There was one card in particular she knew would be a challenge. “As a young person, I feel like you know [Judith Collins] through the memes,” she says. But she knew she had to get past only knowing the ethnicity of Collins’ husband and her crusher tendencies. Collins has, after all, been in parliament since Templer was two years old. Templer asked herself, “Who is this person beyond the ‘Talofa’?”
Through the research process she gained empathy for people she won’t be voting for. Though her convictions have remained the same, she can at least see why some candidates think differently, and what led them there.
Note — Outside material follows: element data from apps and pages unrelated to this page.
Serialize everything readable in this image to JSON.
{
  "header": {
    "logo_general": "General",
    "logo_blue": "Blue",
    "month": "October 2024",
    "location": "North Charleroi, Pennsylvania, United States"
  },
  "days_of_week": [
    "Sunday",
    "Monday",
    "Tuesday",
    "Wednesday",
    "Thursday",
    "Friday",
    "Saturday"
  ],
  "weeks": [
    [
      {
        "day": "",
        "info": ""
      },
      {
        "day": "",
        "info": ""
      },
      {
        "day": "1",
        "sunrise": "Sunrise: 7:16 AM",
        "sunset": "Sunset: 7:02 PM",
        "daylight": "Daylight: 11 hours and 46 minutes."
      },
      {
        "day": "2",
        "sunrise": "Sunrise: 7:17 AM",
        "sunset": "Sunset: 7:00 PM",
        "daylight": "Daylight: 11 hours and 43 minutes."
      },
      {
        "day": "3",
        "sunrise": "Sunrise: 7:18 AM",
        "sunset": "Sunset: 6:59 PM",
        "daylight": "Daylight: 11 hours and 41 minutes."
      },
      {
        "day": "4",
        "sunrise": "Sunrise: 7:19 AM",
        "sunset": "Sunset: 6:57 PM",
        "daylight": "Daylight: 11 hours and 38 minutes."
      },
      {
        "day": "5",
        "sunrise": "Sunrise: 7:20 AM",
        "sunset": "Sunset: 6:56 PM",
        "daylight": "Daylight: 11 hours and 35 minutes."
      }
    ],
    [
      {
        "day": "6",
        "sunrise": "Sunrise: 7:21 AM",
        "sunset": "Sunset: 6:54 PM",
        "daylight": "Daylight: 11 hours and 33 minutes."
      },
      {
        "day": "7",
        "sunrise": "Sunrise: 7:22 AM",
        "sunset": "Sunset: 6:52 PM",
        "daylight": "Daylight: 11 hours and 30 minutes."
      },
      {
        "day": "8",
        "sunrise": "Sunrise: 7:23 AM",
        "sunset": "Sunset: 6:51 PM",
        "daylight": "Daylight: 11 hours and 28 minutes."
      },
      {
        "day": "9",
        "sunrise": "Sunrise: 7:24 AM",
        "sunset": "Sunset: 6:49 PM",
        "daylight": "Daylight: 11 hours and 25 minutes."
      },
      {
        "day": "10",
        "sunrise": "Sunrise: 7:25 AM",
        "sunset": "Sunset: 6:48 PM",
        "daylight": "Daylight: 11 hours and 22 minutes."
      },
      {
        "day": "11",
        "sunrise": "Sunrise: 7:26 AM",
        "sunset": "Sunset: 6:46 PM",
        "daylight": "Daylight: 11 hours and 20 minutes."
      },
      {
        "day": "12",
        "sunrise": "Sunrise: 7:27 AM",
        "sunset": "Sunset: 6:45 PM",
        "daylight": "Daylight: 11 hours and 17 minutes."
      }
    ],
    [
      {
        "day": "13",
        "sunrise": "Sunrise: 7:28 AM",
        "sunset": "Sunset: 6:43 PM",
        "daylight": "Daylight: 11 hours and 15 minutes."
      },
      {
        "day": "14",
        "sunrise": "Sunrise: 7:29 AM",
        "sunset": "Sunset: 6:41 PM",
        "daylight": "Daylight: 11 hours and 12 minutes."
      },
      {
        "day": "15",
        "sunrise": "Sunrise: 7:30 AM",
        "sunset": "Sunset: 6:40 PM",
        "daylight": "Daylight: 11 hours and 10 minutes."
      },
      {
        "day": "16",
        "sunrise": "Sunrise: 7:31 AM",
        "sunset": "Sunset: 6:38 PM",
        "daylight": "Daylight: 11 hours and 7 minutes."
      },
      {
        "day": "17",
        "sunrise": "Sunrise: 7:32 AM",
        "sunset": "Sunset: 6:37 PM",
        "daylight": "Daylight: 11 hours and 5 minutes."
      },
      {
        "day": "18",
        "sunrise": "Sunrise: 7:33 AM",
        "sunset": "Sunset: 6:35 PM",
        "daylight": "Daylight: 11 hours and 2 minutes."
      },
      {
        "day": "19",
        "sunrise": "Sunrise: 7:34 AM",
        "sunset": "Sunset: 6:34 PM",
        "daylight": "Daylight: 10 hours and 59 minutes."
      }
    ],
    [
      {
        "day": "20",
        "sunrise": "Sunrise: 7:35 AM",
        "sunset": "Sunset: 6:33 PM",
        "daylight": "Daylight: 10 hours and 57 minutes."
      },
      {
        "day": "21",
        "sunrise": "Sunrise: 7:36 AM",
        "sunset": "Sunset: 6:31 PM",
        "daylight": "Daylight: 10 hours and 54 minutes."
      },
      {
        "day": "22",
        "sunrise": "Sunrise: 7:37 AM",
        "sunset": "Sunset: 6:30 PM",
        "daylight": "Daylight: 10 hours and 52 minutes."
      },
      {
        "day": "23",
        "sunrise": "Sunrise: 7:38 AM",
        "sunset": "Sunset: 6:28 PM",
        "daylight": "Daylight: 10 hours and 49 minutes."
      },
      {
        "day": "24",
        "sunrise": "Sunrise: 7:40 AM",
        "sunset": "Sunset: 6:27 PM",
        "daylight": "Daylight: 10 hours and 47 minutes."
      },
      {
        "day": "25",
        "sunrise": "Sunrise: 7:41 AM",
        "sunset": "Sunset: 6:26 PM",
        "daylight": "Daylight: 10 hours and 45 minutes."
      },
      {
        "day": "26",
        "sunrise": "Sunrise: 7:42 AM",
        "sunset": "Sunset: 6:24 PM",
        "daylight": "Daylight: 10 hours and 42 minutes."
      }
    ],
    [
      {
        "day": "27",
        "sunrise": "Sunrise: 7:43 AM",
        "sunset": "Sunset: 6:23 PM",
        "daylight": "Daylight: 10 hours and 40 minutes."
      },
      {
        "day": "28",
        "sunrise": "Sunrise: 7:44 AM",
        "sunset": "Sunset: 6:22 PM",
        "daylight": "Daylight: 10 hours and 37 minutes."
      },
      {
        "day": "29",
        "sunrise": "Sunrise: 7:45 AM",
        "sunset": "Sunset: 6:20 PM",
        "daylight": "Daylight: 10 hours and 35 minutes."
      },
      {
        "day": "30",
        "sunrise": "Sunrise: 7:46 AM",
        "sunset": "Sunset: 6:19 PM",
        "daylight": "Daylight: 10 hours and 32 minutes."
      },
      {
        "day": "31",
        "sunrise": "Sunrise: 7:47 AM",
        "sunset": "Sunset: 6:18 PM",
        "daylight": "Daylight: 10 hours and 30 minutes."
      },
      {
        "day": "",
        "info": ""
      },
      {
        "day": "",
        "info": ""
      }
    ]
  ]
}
In the case of Collins, Templer found out she was a lawyer for 20 years, and then worked hard to change laws to put victims over people who are convicted for crimes. “I don’t necessarily agree with that view,” says Templer, “My own opinion is that if that means prisoners might be worse off and then that makes more criminals in the future, and then more victims.” She says she still respects Collins’ hard work.
Even after all that research and her newfound empathy, Templer didn’t trust herself to be unbiased. She recruited people of different political leanings from her social media channels to edit her cards. They told her which cards were too harsh or too skewed. The Collins card received some surprising feedback – “this one you actually got right,” Templer says, and laughs.
After that Templer was still concerned about her biases, so she had an experienced journalist look through them too. And even after all that the cards carry a disclaimer, saying there is a “slight left lean”. Every card can be seen in full on the website as well as on the free online version – so if people do find them too biased, they can simply avoid buying, gifting or playing the game, says Templer. “I’ve tried really hard to make it as unbiased as possible within my own abilities.”
Take Megan Woods’ card. “Over the last eight years, Megan Woods has overseen the largest increase in social housing for decades,” it reads. “However, that is still been far behind the targets Labour initially set. While Woods has been criticised by environmentalists for allowing mining on conservation land, she has also been criticised by the energy industry for banning offshore oil and gas exploration.” On the card, Woods is smiling with a rose on her lapel, Templar’s drawing of her less of a caricature than those of the party leaders.
Templer says the aim of the game is to inform and engage, not influence. “I really believe the more people that are well educated, and make an educated decision when they vote, the better the outcome for everybody. Even if they don’t vote the same way as me.”